■ What needs to be done ■
Could you return every record below exactly as it is written?

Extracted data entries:
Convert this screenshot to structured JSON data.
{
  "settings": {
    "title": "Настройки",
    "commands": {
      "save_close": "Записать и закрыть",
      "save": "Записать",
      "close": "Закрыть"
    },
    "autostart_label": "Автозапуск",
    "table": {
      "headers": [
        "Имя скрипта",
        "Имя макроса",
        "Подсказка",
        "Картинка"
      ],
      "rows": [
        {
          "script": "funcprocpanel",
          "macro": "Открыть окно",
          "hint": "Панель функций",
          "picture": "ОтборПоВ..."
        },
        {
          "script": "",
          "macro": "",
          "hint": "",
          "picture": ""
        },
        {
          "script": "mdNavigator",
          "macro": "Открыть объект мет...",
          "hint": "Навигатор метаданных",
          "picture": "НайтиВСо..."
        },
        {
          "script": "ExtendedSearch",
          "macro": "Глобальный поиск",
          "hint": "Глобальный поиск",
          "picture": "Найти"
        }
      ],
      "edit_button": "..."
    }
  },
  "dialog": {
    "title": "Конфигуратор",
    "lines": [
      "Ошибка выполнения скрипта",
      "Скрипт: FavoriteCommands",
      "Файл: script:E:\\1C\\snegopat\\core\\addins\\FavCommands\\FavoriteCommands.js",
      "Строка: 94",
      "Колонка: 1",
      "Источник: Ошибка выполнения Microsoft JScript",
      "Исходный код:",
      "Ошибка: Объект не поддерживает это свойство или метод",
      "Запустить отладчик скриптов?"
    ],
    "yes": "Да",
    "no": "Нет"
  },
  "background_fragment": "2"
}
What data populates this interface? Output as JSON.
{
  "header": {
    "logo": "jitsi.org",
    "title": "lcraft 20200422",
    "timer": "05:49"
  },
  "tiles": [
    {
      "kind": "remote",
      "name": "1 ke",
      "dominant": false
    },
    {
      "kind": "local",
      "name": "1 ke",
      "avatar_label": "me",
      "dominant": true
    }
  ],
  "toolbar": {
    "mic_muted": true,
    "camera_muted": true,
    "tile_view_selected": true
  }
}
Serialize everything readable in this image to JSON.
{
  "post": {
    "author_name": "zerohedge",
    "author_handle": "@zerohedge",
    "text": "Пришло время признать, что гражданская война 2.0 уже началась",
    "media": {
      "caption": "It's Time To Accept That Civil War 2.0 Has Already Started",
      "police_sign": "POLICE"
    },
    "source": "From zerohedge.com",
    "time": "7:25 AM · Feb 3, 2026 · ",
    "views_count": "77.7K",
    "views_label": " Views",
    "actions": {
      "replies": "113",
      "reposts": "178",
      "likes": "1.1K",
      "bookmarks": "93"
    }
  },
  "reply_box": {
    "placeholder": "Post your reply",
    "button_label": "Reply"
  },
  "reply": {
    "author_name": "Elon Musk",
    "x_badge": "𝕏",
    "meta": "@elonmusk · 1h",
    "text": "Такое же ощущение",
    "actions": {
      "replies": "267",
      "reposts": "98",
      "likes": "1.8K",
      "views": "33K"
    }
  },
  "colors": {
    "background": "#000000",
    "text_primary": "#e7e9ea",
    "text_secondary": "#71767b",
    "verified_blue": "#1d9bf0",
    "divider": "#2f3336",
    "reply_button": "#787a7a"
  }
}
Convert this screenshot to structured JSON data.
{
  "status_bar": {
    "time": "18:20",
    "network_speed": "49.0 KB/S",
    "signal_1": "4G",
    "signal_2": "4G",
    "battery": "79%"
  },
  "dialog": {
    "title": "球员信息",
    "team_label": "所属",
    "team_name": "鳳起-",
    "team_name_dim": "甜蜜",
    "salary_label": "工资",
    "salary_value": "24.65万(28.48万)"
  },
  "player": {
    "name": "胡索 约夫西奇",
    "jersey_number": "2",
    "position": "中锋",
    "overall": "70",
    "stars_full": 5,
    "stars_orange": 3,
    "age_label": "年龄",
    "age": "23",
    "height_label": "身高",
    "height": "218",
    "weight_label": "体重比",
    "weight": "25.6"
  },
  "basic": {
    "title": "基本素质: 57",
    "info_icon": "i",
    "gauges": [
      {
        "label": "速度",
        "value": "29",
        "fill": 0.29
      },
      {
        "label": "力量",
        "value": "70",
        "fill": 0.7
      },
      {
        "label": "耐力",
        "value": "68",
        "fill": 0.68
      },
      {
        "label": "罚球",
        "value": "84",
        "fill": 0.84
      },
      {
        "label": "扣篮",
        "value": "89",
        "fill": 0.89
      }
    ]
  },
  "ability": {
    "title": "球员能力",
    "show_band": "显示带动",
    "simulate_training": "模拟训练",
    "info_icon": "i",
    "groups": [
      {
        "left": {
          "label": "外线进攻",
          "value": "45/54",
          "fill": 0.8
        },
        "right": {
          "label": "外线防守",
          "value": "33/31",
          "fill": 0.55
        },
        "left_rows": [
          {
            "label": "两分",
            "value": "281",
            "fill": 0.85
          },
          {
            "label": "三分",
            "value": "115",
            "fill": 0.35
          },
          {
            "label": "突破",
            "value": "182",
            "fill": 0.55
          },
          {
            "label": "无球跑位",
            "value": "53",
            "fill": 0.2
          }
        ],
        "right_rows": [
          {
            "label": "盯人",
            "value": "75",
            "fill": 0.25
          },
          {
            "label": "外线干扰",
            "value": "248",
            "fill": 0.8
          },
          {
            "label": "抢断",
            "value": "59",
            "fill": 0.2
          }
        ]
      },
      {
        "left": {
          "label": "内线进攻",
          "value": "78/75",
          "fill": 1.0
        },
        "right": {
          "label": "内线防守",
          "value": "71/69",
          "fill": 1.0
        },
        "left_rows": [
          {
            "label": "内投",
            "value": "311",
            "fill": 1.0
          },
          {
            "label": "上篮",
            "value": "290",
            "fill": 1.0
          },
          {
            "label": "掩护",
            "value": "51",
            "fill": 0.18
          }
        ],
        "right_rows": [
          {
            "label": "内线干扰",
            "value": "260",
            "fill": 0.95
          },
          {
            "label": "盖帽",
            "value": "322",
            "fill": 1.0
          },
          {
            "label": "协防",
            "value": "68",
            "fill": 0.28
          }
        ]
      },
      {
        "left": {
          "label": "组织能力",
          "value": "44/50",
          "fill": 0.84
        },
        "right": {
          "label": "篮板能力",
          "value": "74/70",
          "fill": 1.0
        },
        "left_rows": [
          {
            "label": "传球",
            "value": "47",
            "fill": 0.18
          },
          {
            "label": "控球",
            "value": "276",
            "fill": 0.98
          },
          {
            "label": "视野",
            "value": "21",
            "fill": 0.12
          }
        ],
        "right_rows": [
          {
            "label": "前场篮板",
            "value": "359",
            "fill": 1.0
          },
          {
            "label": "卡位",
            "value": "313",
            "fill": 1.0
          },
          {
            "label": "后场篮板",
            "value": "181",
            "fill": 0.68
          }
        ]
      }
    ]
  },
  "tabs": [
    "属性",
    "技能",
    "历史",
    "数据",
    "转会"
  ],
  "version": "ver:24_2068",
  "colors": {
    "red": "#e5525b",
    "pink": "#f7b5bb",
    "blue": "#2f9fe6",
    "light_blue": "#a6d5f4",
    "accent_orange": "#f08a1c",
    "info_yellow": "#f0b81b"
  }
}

■ Exercise result ■
Convert this screenshot to structured JSON data.
{
  "settings": {
    "title": "Настройки",
    "commands": {
      "save_close": "Записать и закрыть",
      "save": "Записать",
      "close": "Закрыть"
    },
    "autostart_label": "Автозапуск",
    "table": {
      "headers": [
        "Имя скрипта",
        "Имя макроса",
        "Подсказка",
        "Картинка"
      ],
      "rows": [
        {
          "script": "funcprocpanel",
          "macro": "Открыть окно",
          "hint": "Панель функций",
          "picture": "ОтборПоВ..."
        },
        {
          "script": "",
          "macro": "",
          "hint": "",
          "picture": ""
        },
        {
          "script": "mdNavigator",
          "macro": "Открыть объект мет...",
          "hint": "Навигатор метаданных",
          "picture": "НайтиВСо..."
        },
        {
          "script": "ExtendedSearch",
          "macro": "Глобальный поиск",
          "hint": "Глобальный поиск",
          "picture": "Найти"
        }
      ],
      "edit_button": "..."
    }
  },
  "dialog": {
    "title": "Конфигуратор",
    "lines": [
      "Ошибка выполнения скрипта",
      "Скрипт: FavoriteCommands",
      "Файл: script:E:\\1C\\snegopat\\core\\addins\\FavCommands\\FavoriteCommands.js",
      "Строка: 94",
      "Колонка: 1",
      "Источник: Ошибка выполнения Microsoft JScript",
      "Исходный код:",
      "Ошибка: Объект не поддерживает это свойство или метод",
      "Запустить отладчик скриптов?"
    ],
    "yes": "Да",
    "no": "Нет"
  },
  "background_fragment": "2"
}
What data populates this interface? Output as JSON.
{
  "header": {
    "logo": "jitsi.org",
    "title": "lcraft 20200422",
    "timer": "05:49"
  },
  "tiles": [
    {
      "kind": "remote",
      "name": "1 ke",
      "dominant": false
    },
    {
      "kind": "local",
      "name": "1 ke",
      "avatar_label": "me",
      "dominant": true
    }
  ],
  "toolbar": {
    "mic_muted": true,
    "camera_muted": true,
    "tile_view_selected": true
  }
}
Serialize everything readable in this image to JSON.
{
  "post": {
    "author_name": "zerohedge",
    "author_handle": "@zerohedge",
    "text": "Пришло время признать, что гражданская война 2.0 уже началась",
    "media": {
      "caption": "It's Time To Accept That Civil War 2.0 Has Already Started",
      "police_sign": "POLICE"
    },
    "source": "From zerohedge.com",
    "time": "7:25 AM · Feb 3, 2026 · ",
    "views_count": "77.7K",
    "views_label": " Views",
    "actions": {
      "replies": "113",
      "reposts": "178",
      "likes": "1.1K",
      "bookmarks": "93"
    }
  },
  "reply_box": {
    "placeholder": "Post your reply",
    "button_label": "Reply"
  },
  "reply": {
    "author_name": "Elon Musk",
    "x_badge": "𝕏",
    "meta": "@elonmusk · 1h",
    "text": "Такое же ощущение",
    "actions": {
      "replies": "267",
      "reposts": "98",
      "likes": "1.8K",
      "views": "33K"
    }
  },
  "colors": {
    "background": "#000000",
    "text_primary": "#e7e9ea",
    "text_secondary": "#71767b",
    "verified_blue": "#1d9bf0",
    "divider": "#2f3336",
    "reply_button": "#787a7a"
  }
}
Convert this screenshot to structured JSON data.
{
  "status_bar": {
    "time": "18:20",
    "network_speed": "49.0 KB/S",
    "signal_1": "4G",
    "signal_2": "4G",
    "battery": "79%"
  },
  "dialog": {
    "title": "球员信息",
    "team_label": "所属",
    "team_name": "鳳起-",
    "team_name_dim": "甜蜜",
    "salary_label": "工资",
    "salary_value": "24.65万(28.48万)"
  },
  "player": {
    "name": "胡索 约夫西奇",
    "jersey_number": "2",
    "position": "中锋",
    "overall": "70",
    "stars_full": 5,
    "stars_orange": 3,
    "age_label": "年龄",
    "age": "23",
    "height_label": "身高",
    "height": "218",
    "weight_label": "体重比",
    "weight": "25.6"
  },
  "basic": {
    "title": "基本素质: 57",
    "info_icon": "i",
    "gauges": [
      {
        "label": "速度",
        "value": "29",
        "fill": 0.29
      },
      {
        "label": "力量",
        "value": "70",
        "fill": 0.7
      },
      {
        "label": "耐力",
        "value": "68",
        "fill": 0.68
      },
      {
        "label": "罚球",
        "value": "84",
        "fill": 0.84
      },
      {
        "label": "扣篮",
        "value": "89",
        "fill": 0.89
      }
    ]
  },
  "ability": {
    "title": "球员能力",
    "show_band": "显示带动",
    "simulate_training": "模拟训练",
    "info_icon": "i",
    "groups": [
      {
        "left": {
          "label": "外线进攻",
          "value": "45/54",
          "fill": 0.8
        },
        "right": {
          "label": "外线防守",
          "value": "33/31",
          "fill": 0.55
        },
        "left_rows": [
          {
            "label": "两分",
            "value": "281",
            "fill": 0.85
          },
          {
            "label": "三分",
            "value": "115",
            "fill": 0.35
          },
          {
            "label": "突破",
            "value": "182",
            "fill": 0.55
          },
          {
            "label": "无球跑位",
            "value": "53",
            "fill": 0.2
          }
        ],
        "right_rows": [
          {
            "label": "盯人",
            "value": "75",
            "fill": 0.25
          },
          {
            "label": "外线干扰",
            "value": "248",
            "fill": 0.8
          },
          {
            "label": "抢断",
            "value": "59",
            "fill": 0.2
          }
        ]
      },
      {
        "left": {
          "label": "内线进攻",
          "value": "78/75",
          "fill": 1.0
        },
        "right": {
          "label": "内线防守",
          "value": "71/69",
          "fill": 1.0
        },
        "left_rows": [
          {
            "label": "内投",
            "value": "311",
            "fill": 1.0
          },
          {
            "label": "上篮",
            "value": "290",
            "fill": 1.0
          },
          {
            "label": "掩护",
            "value": "51",
            "fill": 0.18
          }
        ],
        "right_rows": [
          {
            "label": "内线干扰",
            "value": "260",
            "fill": 0.95
          },
          {
            "label": "盖帽",
            "value": "322",
            "fill": 1.0
          },
          {
            "label": "协防",
            "value": "68",
            "fill": 0.28
          }
        ]
      },
      {
        "left": {
          "label": "组织能力",
          "value": "44/50",
          "fill": 0.84
        },
        "right": {
          "label": "篮板能力",
          "value": "74/70",
          "fill": 1.0
        },
        "left_rows": [
          {
            "label": "传球",
            "value": "47",
            "fill": 0.18
          },
          {
            "label": "控球",
            "value": "276",
            "fill": 0.98
          },
          {
            "label": "视野",
            "value": "21",
            "fill": 0.12
          }
        ],
        "right_rows": [
          {
            "label": "前场篮板",
            "value": "359",
            "fill": 1.0
          },
          {
            "label": "卡位",
            "value": "313",
            "fill": 1.0
          },
          {
            "label": "后场篮板",
            "value": "181",
            "fill": 0.68
          }
        ]
      }
    ]
  },
  "tabs": [
    "属性",
    "技能",
    "历史",
    "数据",
    "转会"
  ],
  "version": "ver:24_2068",
  "colors": {
    "red": "#e5525b",
    "pink": "#f7b5bb",
    "blue": "#2f9fe6",
    "light_blue": "#a6d5f4",
    "accent_orange": "#f08a1c",
    "info_yellow": "#f0b81b"
  }
}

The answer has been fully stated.